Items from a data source
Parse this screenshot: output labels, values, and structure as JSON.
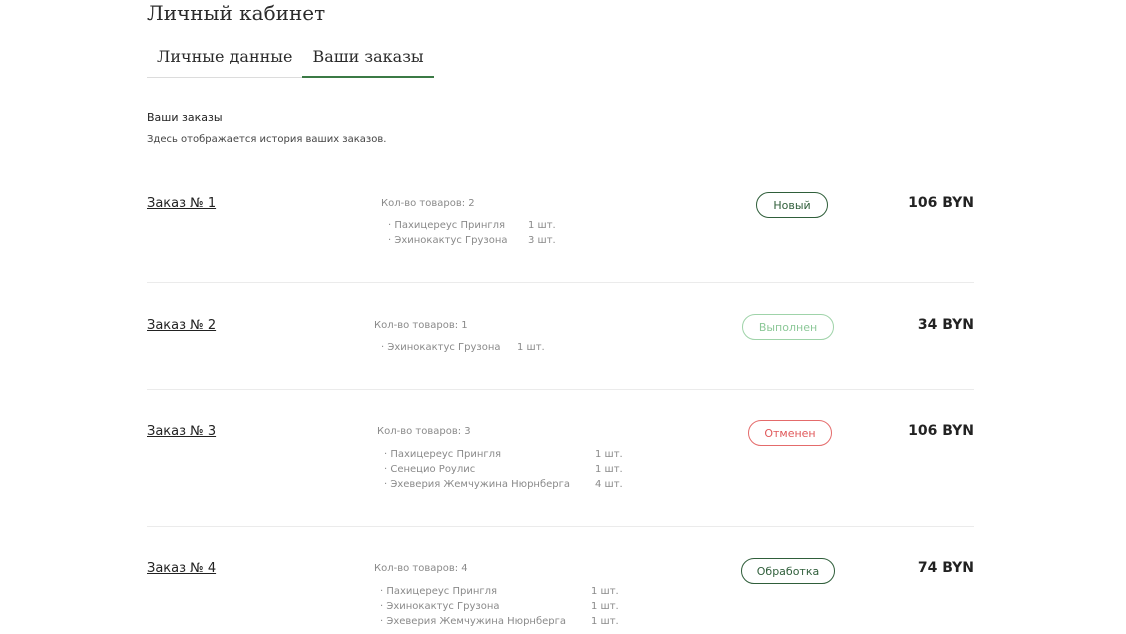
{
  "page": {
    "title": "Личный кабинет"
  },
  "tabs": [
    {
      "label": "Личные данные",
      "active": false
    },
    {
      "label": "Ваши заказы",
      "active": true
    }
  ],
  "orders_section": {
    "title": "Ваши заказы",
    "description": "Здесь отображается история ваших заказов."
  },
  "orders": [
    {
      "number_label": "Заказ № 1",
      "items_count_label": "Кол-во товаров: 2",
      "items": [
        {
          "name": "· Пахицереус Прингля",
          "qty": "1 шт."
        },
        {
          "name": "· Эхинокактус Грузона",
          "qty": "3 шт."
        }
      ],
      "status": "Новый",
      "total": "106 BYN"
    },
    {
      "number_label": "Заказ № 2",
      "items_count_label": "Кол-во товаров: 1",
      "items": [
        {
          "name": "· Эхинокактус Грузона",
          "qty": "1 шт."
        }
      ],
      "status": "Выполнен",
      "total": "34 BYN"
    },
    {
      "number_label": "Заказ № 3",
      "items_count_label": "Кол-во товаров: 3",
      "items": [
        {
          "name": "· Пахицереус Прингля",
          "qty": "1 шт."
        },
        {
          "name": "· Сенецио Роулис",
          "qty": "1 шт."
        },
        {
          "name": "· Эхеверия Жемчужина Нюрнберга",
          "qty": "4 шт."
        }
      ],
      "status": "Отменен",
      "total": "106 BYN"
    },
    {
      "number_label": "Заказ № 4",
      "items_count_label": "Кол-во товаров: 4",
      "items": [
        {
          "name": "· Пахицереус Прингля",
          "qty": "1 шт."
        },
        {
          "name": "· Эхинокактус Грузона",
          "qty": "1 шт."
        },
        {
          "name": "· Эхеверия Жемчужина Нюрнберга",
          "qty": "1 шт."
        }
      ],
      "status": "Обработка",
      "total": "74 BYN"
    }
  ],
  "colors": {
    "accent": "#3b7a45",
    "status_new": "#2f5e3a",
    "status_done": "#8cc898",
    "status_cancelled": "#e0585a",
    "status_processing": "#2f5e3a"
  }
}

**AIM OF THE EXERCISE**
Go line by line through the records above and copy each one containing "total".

**TASK ANSWER**
      "total": "106 BYN"
      "total": "34 BYN"
      "total": "106 BYN"
      "total": "74 BYN"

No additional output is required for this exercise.